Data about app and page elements
BEGIN

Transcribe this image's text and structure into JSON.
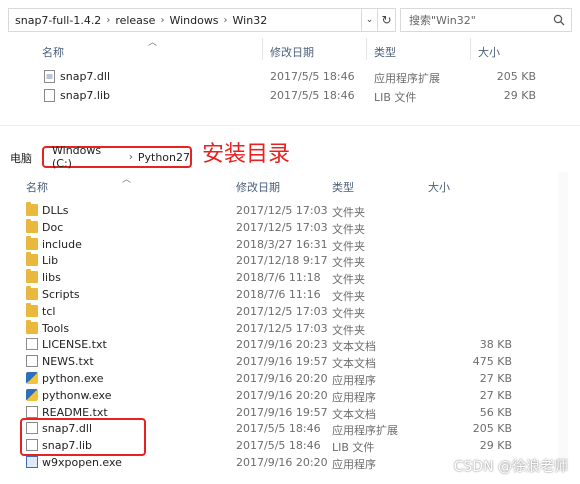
{
  "top": {
    "breadcrumb": [
      "snap7-full-1.4.2",
      "release",
      "Windows",
      "Win32"
    ],
    "search_placeholder": "搜索\"Win32\"",
    "columns": {
      "name": "名称",
      "date": "修改日期",
      "type": "类型",
      "size": "大小"
    },
    "files": [
      {
        "name": "snap7.dll",
        "date": "2017/5/5 18:46",
        "type": "应用程序扩展",
        "size": "205 KB"
      },
      {
        "name": "snap7.lib",
        "date": "2017/5/5 18:46",
        "type": "LIB 文件",
        "size": "29 KB"
      }
    ]
  },
  "bottom": {
    "pc_label": "电脑",
    "breadcrumb": [
      "Windows (C:)",
      "Python27"
    ],
    "annotation": "安装目录",
    "columns": {
      "name": "名称",
      "date": "修改日期",
      "type": "类型",
      "size": "大小"
    },
    "files": [
      {
        "icon": "folder-icon",
        "name": "DLLs",
        "date": "2017/12/5 17:03",
        "type": "文件夹",
        "size": ""
      },
      {
        "icon": "folder-icon",
        "name": "Doc",
        "date": "2017/12/5 17:03",
        "type": "文件夹",
        "size": ""
      },
      {
        "icon": "folder-icon",
        "name": "include",
        "date": "2018/3/27 16:31",
        "type": "文件夹",
        "size": ""
      },
      {
        "icon": "folder-icon",
        "name": "Lib",
        "date": "2017/12/18 9:17",
        "type": "文件夹",
        "size": ""
      },
      {
        "icon": "folder-icon",
        "name": "libs",
        "date": "2018/7/6 11:18",
        "type": "文件夹",
        "size": ""
      },
      {
        "icon": "folder-icon",
        "name": "Scripts",
        "date": "2018/7/6 11:16",
        "type": "文件夹",
        "size": ""
      },
      {
        "icon": "folder-icon",
        "name": "tcl",
        "date": "2017/12/5 17:03",
        "type": "文件夹",
        "size": ""
      },
      {
        "icon": "folder-icon",
        "name": "Tools",
        "date": "2017/12/5 17:03",
        "type": "文件夹",
        "size": ""
      },
      {
        "icon": "text-file-icon",
        "name": "LICENSE.txt",
        "date": "2017/9/16 20:23",
        "type": "文本文档",
        "size": "38 KB"
      },
      {
        "icon": "text-file-icon",
        "name": "NEWS.txt",
        "date": "2017/9/16 19:57",
        "type": "文本文档",
        "size": "475 KB"
      },
      {
        "icon": "python-exe-icon",
        "name": "python.exe",
        "date": "2017/9/16 20:20",
        "type": "应用程序",
        "size": "27 KB"
      },
      {
        "icon": "python-exe-icon",
        "name": "pythonw.exe",
        "date": "2017/9/16 20:20",
        "type": "应用程序",
        "size": "27 KB"
      },
      {
        "icon": "text-file-icon",
        "name": "README.txt",
        "date": "2017/9/16 19:57",
        "type": "文本文档",
        "size": "56 KB"
      },
      {
        "icon": "dll-file-icon",
        "name": "snap7.dll",
        "date": "2017/5/5 18:46",
        "type": "应用程序扩展",
        "size": "205 KB"
      },
      {
        "icon": "lib-file-icon",
        "name": "snap7.lib",
        "date": "2017/5/5 18:46",
        "type": "LIB 文件",
        "size": "29 KB"
      },
      {
        "icon": "exe-icon",
        "name": "w9xpopen.exe",
        "date": "2017/9/16 20:20",
        "type": "应用程序",
        "size": ""
      }
    ]
  },
  "watermark": "CSDN @徐浪老师"
}
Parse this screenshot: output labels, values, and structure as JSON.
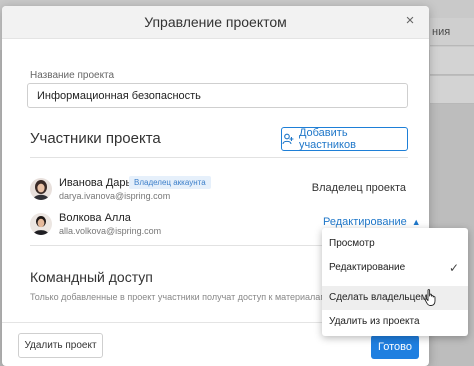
{
  "background": {
    "column_header_partial": "ния"
  },
  "modal": {
    "title": "Управление проектом",
    "close_glyph": "×"
  },
  "project_name": {
    "label": "Название проекта",
    "value": "Информационная безопасность"
  },
  "participants": {
    "title": "Участники проекта",
    "add_button_label": "Добавить участников",
    "members": [
      {
        "name": "Иванова Дарья",
        "badge": "Владелец аккаунта",
        "email": "darya.ivanova@ispring.com",
        "role": "Владелец проекта"
      },
      {
        "name": "Волкова Алла",
        "email": "alla.volkova@ispring.com",
        "role": "Редактирование",
        "role_chevron": "▲"
      }
    ]
  },
  "team_access": {
    "title": "Командный доступ",
    "description": "Только добавленные в проект участники получат доступ к материалам"
  },
  "footer": {
    "delete_label": "Удалить проект",
    "done_label": "Готово"
  },
  "role_menu": {
    "items": [
      {
        "label": "Просмотр"
      },
      {
        "label": "Редактирование",
        "checked": true,
        "check_glyph": "✓"
      },
      {
        "label": "Сделать владельцем"
      },
      {
        "label": "Удалить из проекта"
      }
    ]
  },
  "colors": {
    "accent": "#1f77c9",
    "primary_button": "#1f7fe0",
    "badge_bg": "#e6f0fb",
    "overlay": "#bdbdbd"
  },
  "icons": {
    "close": "close-icon",
    "add_user": "add-user-icon",
    "chevron": "chevron-up-icon",
    "check": "check-icon",
    "cursor": "hand-cursor-icon"
  }
}
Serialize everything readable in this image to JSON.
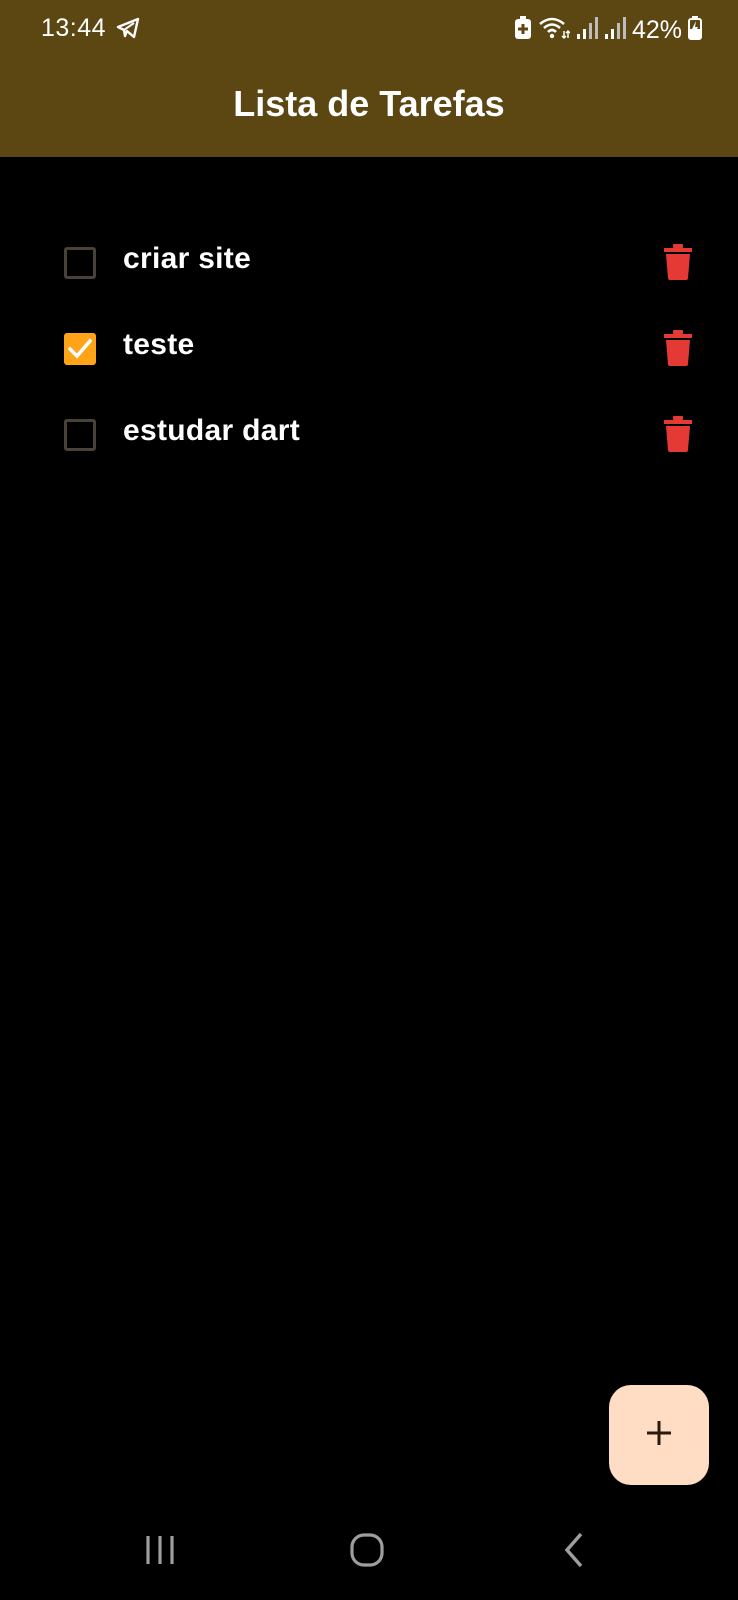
{
  "status_bar": {
    "time": "13:44",
    "battery_percent": "42%",
    "icons": [
      "telegram-icon",
      "battery-saver-icon",
      "wifi-icon",
      "signal-icon",
      "signal-icon",
      "battery-icon"
    ]
  },
  "app_bar": {
    "title": "Lista de Tarefas",
    "background_color": "#5c4713"
  },
  "tasks": [
    {
      "label": "criar site",
      "checked": false
    },
    {
      "label": "teste",
      "checked": true
    },
    {
      "label": "estudar dart",
      "checked": false
    }
  ],
  "colors": {
    "accent": "#ffa319",
    "delete": "#e53935",
    "fab_background": "#ffdcc4"
  },
  "fab": {
    "icon": "plus-icon"
  },
  "nav_bar": {
    "icons": [
      "recent-apps-icon",
      "home-icon",
      "back-icon"
    ]
  }
}
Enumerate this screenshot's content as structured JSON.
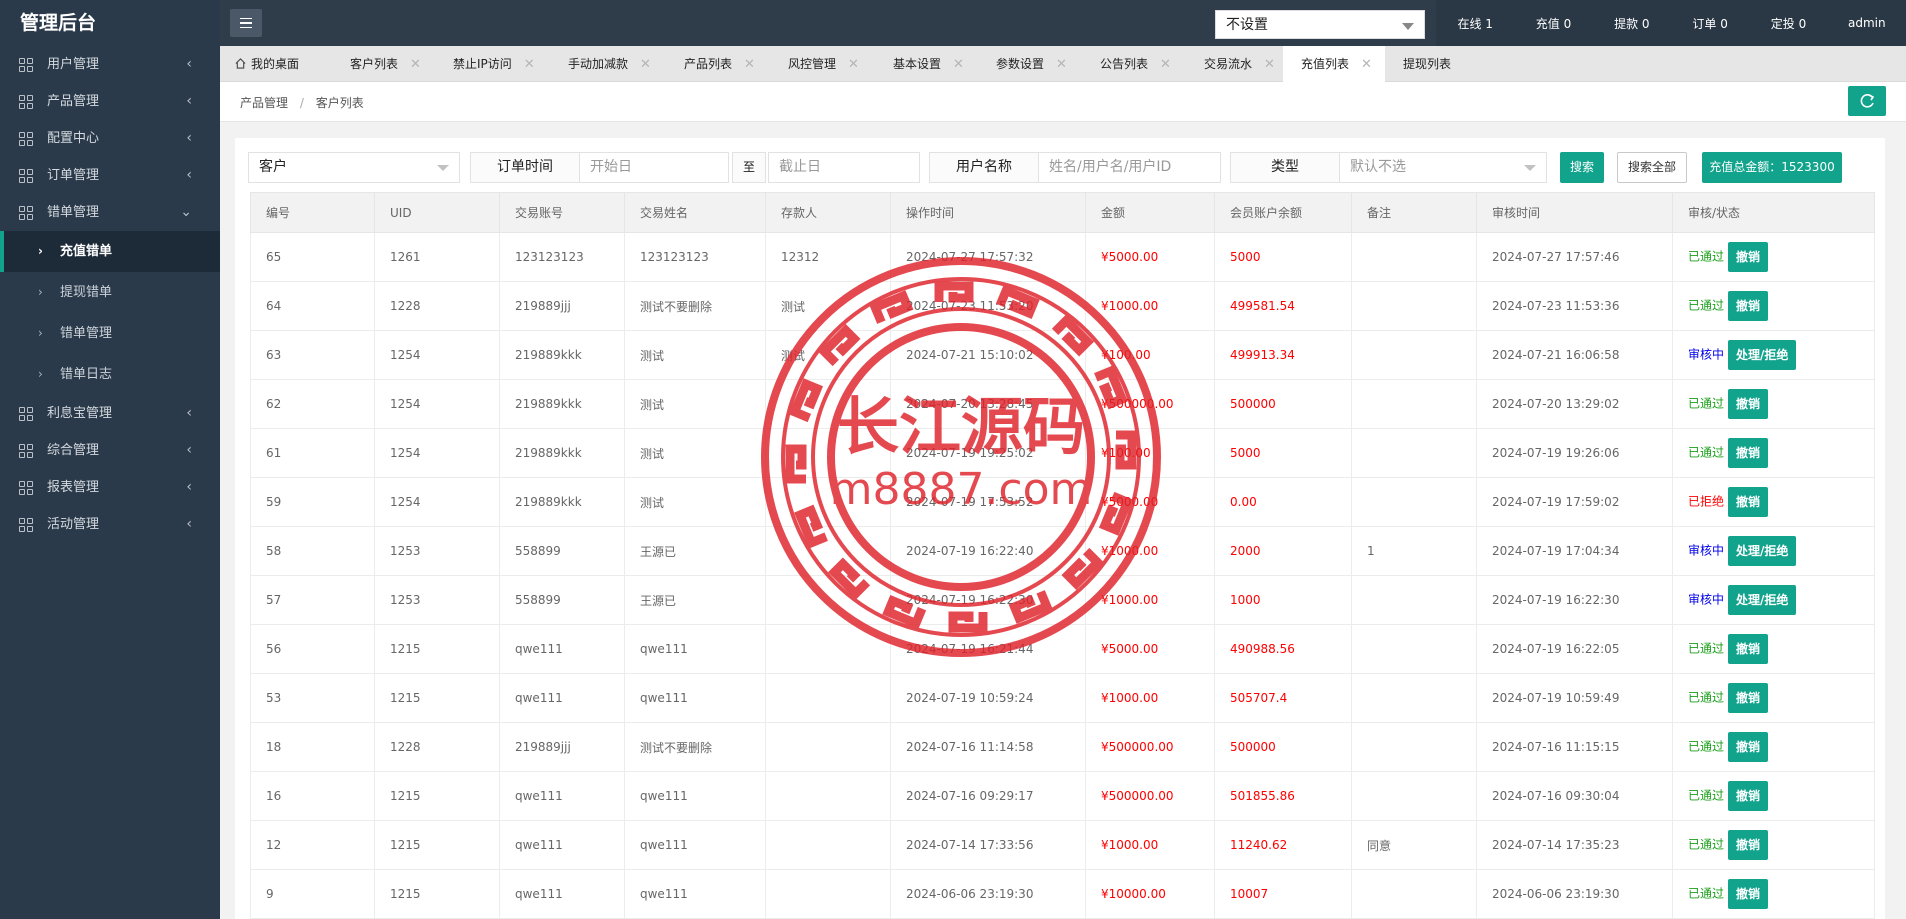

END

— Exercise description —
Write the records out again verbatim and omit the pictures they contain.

— Result for this exercise —
Transcribe this image's text and structure into JSON.
{
  "top": {
    "breadcrumb": [
      "snap7-full-1.4.2",
      "release",
      "Windows",
      "Win32"
    ],
    "search_placeholder": "搜索\"Win32\"",
    "columns": {
      "name": "名称",
      "date": "修改日期",
      "type": "类型",
      "size": "大小"
    },
    "files": [
      {
        "name": "snap7.dll",
        "date": "2017/5/5 18:46",
        "type": "应用程序扩展",
        "size": "205 KB"
      },
      {
        "name": "snap7.lib",
        "date": "2017/5/5 18:46",
        "type": "LIB 文件",
        "size": "29 KB"
      }
    ]
  },
  "bottom": {
    "pc_label": "电脑",
    "breadcrumb": [
      "Windows (C:)",
      "Python27"
    ],
    "annotation": "安装目录",
    "columns": {
      "name": "名称",
      "date": "修改日期",
      "type": "类型",
      "size": "大小"
    },
    "files": [
      {
        "icon": "folder-icon",
        "name": "DLLs",
        "date": "2017/12/5 17:03",
        "type": "文件夹",
        "size": ""
      },
      {
        "icon": "folder-icon",
        "name": "Doc",
        "date": "2017/12/5 17:03",
        "type": "文件夹",
        "size": ""
      },
      {
        "icon": "folder-icon",
        "name": "include",
        "date": "2018/3/27 16:31",
        "type": "文件夹",
        "size": ""
      },
      {
        "icon": "folder-icon",
        "name": "Lib",
        "date": "2017/12/18 9:17",
        "type": "文件夹",
        "size": ""
      },
      {
        "icon": "folder-icon",
        "name": "libs",
        "date": "2018/7/6 11:18",
        "type": "文件夹",
        "size": ""
      },
      {
        "icon": "folder-icon",
        "name": "Scripts",
        "date": "2018/7/6 11:16",
        "type": "文件夹",
        "size": ""
      },
      {
        "icon": "folder-icon",
        "name": "tcl",
        "date": "2017/12/5 17:03",
        "type": "文件夹",
        "size": ""
      },
      {
        "icon": "folder-icon",
        "name": "Tools",
        "date": "2017/12/5 17:03",
        "type": "文件夹",
        "size": ""
      },
      {
        "icon": "text-file-icon",
        "name": "LICENSE.txt",
        "date": "2017/9/16 20:23",
        "type": "文本文档",
        "size": "38 KB"
      },
      {
        "icon": "text-file-icon",
        "name": "NEWS.txt",
        "date": "2017/9/16 19:57",
        "type": "文本文档",
        "size": "475 KB"
      },
      {
        "icon": "python-exe-icon",
        "name": "python.exe",
        "date": "2017/9/16 20:20",
        "type": "应用程序",
        "size": "27 KB"
      },
      {
        "icon": "python-exe-icon",
        "name": "pythonw.exe",
        "date": "2017/9/16 20:20",
        "type": "应用程序",
        "size": "27 KB"
      },
      {
        "icon": "text-file-icon",
        "name": "README.txt",
        "date": "2017/9/16 19:57",
        "type": "文本文档",
        "size": "56 KB"
      },
      {
        "icon": "dll-file-icon",
        "name": "snap7.dll",
        "date": "2017/5/5 18:46",
        "type": "应用程序扩展",
        "size": "205 KB"
      },
      {
        "icon": "lib-file-icon",
        "name": "snap7.lib",
        "date": "2017/5/5 18:46",
        "type": "LIB 文件",
        "size": "29 KB"
      },
      {
        "icon": "exe-icon",
        "name": "w9xpopen.exe",
        "date": "2017/9/16 20:20",
        "type": "应用程序",
        "size": ""
      }
    ]
  },
  "watermark": "CSDN @徐浪老师"
}
Parse this screenshot: output labels, values, and structure as JSON.
{
  "background": {
    "column_header_partial": "ния"
  },
  "modal": {
    "title": "Управление проектом",
    "close_glyph": "×"
  },
  "project_name": {
    "label": "Название проекта",
    "value": "Информационная безопасность"
  },
  "participants": {
    "title": "Участники проекта",
    "add_button_label": "Добавить участников",
    "members": [
      {
        "name": "Иванова Дарья",
        "badge": "Владелец аккаунта",
        "email": "darya.ivanova@ispring.com",
        "role": "Владелец проекта"
      },
      {
        "name": "Волкова Алла",
        "email": "alla.volkova@ispring.com",
        "role": "Редактирование",
        "role_chevron": "▲"
      }
    ]
  },
  "team_access": {
    "title": "Командный доступ",
    "description": "Только добавленные в проект участники получат доступ к материалам"
  },
  "footer": {
    "delete_label": "Удалить проект",
    "done_label": "Готово"
  },
  "role_menu": {
    "items": [
      {
        "label": "Просмотр"
      },
      {
        "label": "Редактирование",
        "checked": true,
        "check_glyph": "✓"
      },
      {
        "label": "Сделать владельцем"
      },
      {
        "label": "Удалить из проекта"
      }
    ]
  },
  "colors": {
    "accent": "#1f77c9",
    "primary_button": "#1f7fe0",
    "badge_bg": "#e6f0fb",
    "overlay": "#bdbdbd"
  },
  "icons": {
    "close": "close-icon",
    "add_user": "add-user-icon",
    "chevron": "chevron-up-icon",
    "check": "check-icon",
    "cursor": "hand-cursor-icon"
  }
}
Serialize everything readable in this image to JSON.
{
  "status_bar": {
    "time": "13:44",
    "battery_percent": "42%",
    "icons": [
      "telegram-icon",
      "battery-saver-icon",
      "wifi-icon",
      "signal-icon",
      "signal-icon",
      "battery-icon"
    ]
  },
  "app_bar": {
    "title": "Lista de Tarefas",
    "background_color": "#5c4713"
  },
  "tasks": [
    {
      "label": "criar site",
      "checked": false
    },
    {
      "label": "teste",
      "checked": true
    },
    {
      "label": "estudar dart",
      "checked": false
    }
  ],
  "colors": {
    "accent": "#ffa319",
    "delete": "#e53935",
    "fab_background": "#ffdcc4"
  },
  "fab": {
    "icon": "plus-icon"
  },
  "nav_bar": {
    "icons": [
      "recent-apps-icon",
      "home-icon",
      "back-icon"
    ]
  }
}
Enumerate this screenshot's content as structured JSON.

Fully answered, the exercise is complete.